Let’s now look at BuzzSumo’s helpful Question Analyzer tool, which queries a large pool of questions being asked on social platforms, Amazon, Quora, Reddit and other message forum sites, along with other data, and allows users to find a cornucopia of questions related to keywords, all sorted by topic and presented with helpful information such as query volume.
The Question Analyzer is one of many tools included with BuzzSumo, a subscription-based service that offers a free trial to learn first-hand how its powerful features work.
Our own Senior Digital Strategy Director Ashley Zeckman has explored how research tools can help uncover customer needs.
#7 — Answer the Public
The last company on our list of some of the available user intent tools is Answer the Public. Turning Google and Bing’s automatic search suggestions into informative and attractive charts, Answer the Public serves up helpful visual results using question modifiers including who, what, when, where, how, why, and more.
Answer the Public helps pinpoint not only the questions your audience may be asking, but offers a glimpse into some of the deeper emotional reasons behind the searches, potentially opening up new areas to pursue in your campaigns.
Answer the Public is available as a free tool for marketers who need only a limited number of search insights each month, or in a professional monthly subscription version offering unlimited searches, higher-resolution graphs, location-based and language-specific results and other extras.
#8 — Ask Directly with Polls, Surveys, Focus Groups & Questionnaires
There are many ways aside from search engine query research to find the questions people ask, including traditional methods such as focus groups, questionnaires, polls, and surveys.
When it comes to these additional tactics, each comes with its own collection of advantages and disadvantages, and we have dedicated resources available to pursue some of these avenues, including “The Power of Social Media Polls: The Drill-Down on 3 Platforms + 5 General Best Practices.”
#9 — Tap Into Search Intent From Voice Search & Chatbots
More recent innovations for learning search intent include artificial intelligence (AI) powered chatbots and the increasingly-used voice search.
With more people interacting with chatbots and smart-search enabled audio devices, examining any available chatbot transcripts or voice search log files offer another option to find search intent data.
Here are four recent resources for tapping into chatbot and voice search research:
#10 — Server Log Files, Online Form Queries & E-mail Questions
Your website’s server log files can also contain a wealth of helpful information, potentially showing every search people conduct while on your site.

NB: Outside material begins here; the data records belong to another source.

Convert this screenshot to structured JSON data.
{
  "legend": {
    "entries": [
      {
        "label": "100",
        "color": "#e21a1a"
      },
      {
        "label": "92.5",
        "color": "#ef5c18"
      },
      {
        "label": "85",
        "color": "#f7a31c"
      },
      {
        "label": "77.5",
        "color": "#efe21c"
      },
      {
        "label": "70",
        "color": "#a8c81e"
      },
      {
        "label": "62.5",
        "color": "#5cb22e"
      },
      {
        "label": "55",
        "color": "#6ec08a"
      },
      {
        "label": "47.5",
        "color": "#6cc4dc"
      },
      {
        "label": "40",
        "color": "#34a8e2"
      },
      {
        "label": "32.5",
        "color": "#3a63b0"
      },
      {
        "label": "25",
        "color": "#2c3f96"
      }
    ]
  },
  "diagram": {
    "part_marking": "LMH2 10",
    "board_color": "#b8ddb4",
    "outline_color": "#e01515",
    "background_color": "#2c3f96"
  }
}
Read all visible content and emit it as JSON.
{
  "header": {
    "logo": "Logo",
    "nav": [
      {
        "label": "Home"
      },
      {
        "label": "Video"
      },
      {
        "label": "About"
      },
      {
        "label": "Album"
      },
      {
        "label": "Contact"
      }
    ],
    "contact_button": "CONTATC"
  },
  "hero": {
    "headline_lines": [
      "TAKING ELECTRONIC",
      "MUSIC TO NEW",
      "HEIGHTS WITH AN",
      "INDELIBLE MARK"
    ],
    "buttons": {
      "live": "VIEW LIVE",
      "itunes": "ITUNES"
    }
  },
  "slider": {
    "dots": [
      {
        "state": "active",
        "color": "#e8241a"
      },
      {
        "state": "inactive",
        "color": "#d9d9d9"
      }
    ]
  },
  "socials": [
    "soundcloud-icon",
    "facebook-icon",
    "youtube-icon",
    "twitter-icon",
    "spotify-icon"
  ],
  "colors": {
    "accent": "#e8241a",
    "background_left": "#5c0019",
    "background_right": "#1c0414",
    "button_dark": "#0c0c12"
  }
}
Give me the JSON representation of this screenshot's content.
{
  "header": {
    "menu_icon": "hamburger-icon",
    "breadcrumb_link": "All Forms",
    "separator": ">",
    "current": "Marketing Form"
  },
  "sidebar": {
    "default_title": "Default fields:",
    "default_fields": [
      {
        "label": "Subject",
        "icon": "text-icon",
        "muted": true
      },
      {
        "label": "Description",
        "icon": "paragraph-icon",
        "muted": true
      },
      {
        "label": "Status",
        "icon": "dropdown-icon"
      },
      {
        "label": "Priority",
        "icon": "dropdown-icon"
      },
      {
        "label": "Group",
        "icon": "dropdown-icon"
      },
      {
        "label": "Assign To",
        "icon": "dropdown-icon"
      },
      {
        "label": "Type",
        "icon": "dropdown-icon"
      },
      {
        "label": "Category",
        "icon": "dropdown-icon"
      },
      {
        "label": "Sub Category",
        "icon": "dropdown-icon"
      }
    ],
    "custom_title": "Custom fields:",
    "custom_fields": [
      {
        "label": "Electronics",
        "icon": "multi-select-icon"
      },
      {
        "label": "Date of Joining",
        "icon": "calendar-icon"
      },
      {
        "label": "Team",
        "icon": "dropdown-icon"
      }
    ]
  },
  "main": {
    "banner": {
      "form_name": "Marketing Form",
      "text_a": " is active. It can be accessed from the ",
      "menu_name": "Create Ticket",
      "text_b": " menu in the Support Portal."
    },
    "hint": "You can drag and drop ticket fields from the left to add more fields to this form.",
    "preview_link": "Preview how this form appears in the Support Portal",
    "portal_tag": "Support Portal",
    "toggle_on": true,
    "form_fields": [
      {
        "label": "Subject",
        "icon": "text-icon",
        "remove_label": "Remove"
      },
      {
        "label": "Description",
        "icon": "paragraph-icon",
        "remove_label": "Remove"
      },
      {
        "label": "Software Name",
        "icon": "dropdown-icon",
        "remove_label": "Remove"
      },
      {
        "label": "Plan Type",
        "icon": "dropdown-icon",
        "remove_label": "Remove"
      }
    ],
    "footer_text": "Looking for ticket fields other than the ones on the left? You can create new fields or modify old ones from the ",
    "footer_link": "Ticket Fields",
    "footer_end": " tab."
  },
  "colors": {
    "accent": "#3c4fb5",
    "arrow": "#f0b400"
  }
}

Getting access to this information depends on your organization and whether you host your own site.
Additional ways people ask questions are through any online forms you offer, in private email, and through queries posed on various social media platforms — all information sources you don’t want to overlook when it comes to finding out more about your audience and what they want from you.
Recognize The Differing Ways People Search
It’s worth briefly mentioning that people search is vastly different ways, and as you use the tools we’ve looked at here, you’ll see a wide variety of ways people use to search for essentially the same information.
The technical prowess of a programmer usually results in a different approach to search than what a marketer would undertake. A programmer might use advanced search criteria including Boolean operations, while the majority of searchers generally use a more question-oriented search methodology.
If your target audience falls into either of these camps, it’s worth putting some time and effort into learning how each type searches, and all of the tools presented here can help with this.
Which of These Tools is Best for You?
I recommend trying each and using one or more to build a strategy that works well for your particular industry, budget, and company culture. With so much on offer either for free or through trial periods, there’s nothing stopping you from learning more about your audience.
Finally, here are four bonus resources to help you take what you learn from search intent and use it to build trust and provide best-answer solutions: